Paramedic and Pyrotechnics

Besides being the Rocketman®, Dan's other pasion is being a Paramedic. Now that Dan has retired from flying Dan owns and operates National Set Medics serving the TV, Film and special event markets nationwide. Some of his better know clients are Discovery's Naked and Afraid, The Animal Planet and National Geographic Channel.

For fun, Dan enjoys shooting his own pyrotechnic shows. Dan has been a licensed pyrotechnician since 1991 and shoots a 4th of July firesworks show every year in California.

Background Information

  • Dan grew up in Valencia, California just outside Los Angeles. Dan worked at Six Flags Magic Mountain in the show operations department. Later Dan would spend the next few years between working on an ambulance or performing stunt work.

  • Dan is a member of SAG the screen actors guild and may be found on IMDBhere

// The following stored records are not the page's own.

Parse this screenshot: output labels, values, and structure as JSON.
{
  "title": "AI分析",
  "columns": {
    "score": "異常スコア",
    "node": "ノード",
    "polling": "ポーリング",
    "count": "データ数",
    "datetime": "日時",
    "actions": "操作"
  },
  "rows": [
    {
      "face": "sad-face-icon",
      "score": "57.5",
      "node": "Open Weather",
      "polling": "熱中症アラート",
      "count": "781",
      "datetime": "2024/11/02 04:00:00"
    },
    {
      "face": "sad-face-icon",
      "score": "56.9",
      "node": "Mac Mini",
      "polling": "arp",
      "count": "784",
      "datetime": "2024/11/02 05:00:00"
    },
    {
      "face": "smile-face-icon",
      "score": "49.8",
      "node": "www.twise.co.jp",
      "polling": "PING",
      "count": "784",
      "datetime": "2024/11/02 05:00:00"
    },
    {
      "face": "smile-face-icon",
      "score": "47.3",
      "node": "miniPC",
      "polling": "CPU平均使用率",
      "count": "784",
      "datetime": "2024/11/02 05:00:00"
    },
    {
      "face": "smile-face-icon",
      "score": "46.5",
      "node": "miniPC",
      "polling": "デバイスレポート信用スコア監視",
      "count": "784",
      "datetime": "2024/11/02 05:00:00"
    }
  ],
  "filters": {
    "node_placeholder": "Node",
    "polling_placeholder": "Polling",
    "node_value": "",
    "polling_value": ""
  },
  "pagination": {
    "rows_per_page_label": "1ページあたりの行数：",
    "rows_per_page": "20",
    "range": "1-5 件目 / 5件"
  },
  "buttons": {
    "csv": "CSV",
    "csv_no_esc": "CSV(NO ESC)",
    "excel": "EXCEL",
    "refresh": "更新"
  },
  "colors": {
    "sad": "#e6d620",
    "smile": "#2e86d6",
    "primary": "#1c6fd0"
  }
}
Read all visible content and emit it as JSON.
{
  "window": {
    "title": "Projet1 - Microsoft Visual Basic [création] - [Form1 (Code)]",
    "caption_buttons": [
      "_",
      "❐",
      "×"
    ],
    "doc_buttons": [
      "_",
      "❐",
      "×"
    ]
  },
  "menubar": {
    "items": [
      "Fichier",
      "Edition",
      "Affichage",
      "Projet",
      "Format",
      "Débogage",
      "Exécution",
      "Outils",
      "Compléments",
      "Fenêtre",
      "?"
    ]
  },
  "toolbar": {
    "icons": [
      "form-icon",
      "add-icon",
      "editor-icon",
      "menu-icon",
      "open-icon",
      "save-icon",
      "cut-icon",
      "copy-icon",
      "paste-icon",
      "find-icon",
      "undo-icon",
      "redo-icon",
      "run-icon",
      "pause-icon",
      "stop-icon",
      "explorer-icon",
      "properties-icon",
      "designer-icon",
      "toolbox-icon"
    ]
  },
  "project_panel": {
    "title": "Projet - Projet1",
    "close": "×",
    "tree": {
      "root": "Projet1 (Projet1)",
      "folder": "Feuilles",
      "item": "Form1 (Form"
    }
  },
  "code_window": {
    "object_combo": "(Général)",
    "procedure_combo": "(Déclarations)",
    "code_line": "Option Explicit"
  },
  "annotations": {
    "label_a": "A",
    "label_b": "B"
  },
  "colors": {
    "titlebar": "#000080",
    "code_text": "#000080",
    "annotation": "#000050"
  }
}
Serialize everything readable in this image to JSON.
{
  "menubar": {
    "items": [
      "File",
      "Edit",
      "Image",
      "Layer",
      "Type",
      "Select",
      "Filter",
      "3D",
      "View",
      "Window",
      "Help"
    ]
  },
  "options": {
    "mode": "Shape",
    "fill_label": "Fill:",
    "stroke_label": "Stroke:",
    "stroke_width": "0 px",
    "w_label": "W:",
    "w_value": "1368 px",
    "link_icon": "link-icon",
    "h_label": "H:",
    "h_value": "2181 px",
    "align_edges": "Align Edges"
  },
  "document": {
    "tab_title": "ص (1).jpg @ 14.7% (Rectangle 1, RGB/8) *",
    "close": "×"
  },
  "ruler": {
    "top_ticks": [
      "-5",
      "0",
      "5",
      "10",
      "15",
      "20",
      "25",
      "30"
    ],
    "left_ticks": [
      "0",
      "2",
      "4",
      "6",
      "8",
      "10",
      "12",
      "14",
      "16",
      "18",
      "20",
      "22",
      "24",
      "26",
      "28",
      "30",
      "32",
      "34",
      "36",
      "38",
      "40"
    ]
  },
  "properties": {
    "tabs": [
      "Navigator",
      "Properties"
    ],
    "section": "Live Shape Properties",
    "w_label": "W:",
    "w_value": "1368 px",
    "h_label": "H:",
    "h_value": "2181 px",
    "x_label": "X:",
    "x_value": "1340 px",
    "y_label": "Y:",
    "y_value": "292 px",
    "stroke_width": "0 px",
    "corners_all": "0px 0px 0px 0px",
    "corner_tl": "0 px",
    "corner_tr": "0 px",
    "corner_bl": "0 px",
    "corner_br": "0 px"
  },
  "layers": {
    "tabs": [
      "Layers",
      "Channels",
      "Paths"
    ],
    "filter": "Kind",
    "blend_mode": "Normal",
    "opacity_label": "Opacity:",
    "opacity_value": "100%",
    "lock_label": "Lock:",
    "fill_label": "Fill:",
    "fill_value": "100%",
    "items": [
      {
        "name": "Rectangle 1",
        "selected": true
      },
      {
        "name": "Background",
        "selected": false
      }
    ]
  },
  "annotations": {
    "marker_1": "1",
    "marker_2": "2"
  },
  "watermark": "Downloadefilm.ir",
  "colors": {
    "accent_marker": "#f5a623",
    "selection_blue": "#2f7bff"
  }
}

In 1997 Dan produced and performed three wild west stunt show in Taiwan's largest theme park Leo foo. Followed by an Indiana Jones based Stunt Show in Holland then off to Six Flags in Northern California to manage the Jungle stunt show and play Bat Man.

Between the two shows, Dan performed more characters than anyone else and consistently performed more high-end stunts than anyone else. Stunt which included: Fire gags, highfalls, bull whipping, boat and ATV stunt driving.

All this on-the-job experience prepared Dan for the ultimate stunt performance the Jet Pack...

Flight Log

Seeing it, dreaming about it, even working with it still does not give you the slightest idea of what it is.  The only way to truly appreciate it is to strap it on and try it for yourself.  Like everyone who dreams about flying a Jet pack, I imagined the feel of the handles, the resistance of the controls. I practiced the maneuvers a thousand times in my mind and I had all the confidence in the world.  When it finally came time to turn that throttle in real life, none of that mattered.  Not my back ground, not my confidence, not my meditation.  Basically what happen was, someone turned on a fire hose and all I was doing was putting fingerprint impressions into the handles.


Finally on April 19, 2001 I was ready for my first free flight. Flying on the cable provided a very comfortable feeling of security. Going off it opened the door to many unknown risks and anxiety. But I knew that there is a point when you have to free yourself from the safety of your nest and just fly the damn thing. So I did.

Three days later I was in the hospital fighting for my life.


After retuning from the hospital and three skin graft surgeries later the fog cleared a bit I decided to get the best help I could, so I got down on my knees. Actually, to be honest, I think it was face down on the carpet and I prayed: “Lord if this is what You want me to do please make it clear but if I’m going to get killed or paralyzed in this thing, take me out of the saddle and give me a safe job like a firefighter or police officer, but ultimately, I will do whatever it is You want me to do - for You.”


It was four and a half years after moving to Texas, hundreds of training flights, overcoming a near-death crash and a lot of perseverance all came down to this: I was a professional jet pack pilot. It was at that moment, standing on the beautiful sandy beach, getting ready to perform my first professional jet pack flight for millions to see. It hit me. I felt like the coyote strapped to the Acme rocket.


Over the next several years, my skill continued to blossom and my anxiety withered. The performances got more challenging and the travel more exotic. To date I have visited 31 countries on 6 continents and I have been blessed to perform at some of the world’s biggest events and encounter some of the lesser traveled places on earth.


Some of my more memorable challenges include traveling to remote areas such as the Amazon River, Turkmenistan and Middle East. Here, overcoming the problems of transportation, logistics and experiencing other culture was its own reward.

Occasionally the flights were easy but it was the objects I was carrying that presented the challenge. I’ve carried pyro effects, a lit torch, on-board cameras, an endless variety of flags, awards and special items, even a three foot high lip stick for L’Oreal in Vienna. That didn’t end well; but it was my color.


In the middle of the parade route, in front of hundreds of millions of people and after the flight of my life, George Lucas and I had a very short, intimate conversation. It was amazing! And what did he say? For the life of me, I can’t remember.


Would I have started training in October of 2000 if I already had a family?
Would I let baby Danny fly when he gets older?
What's next?

Stay tuned...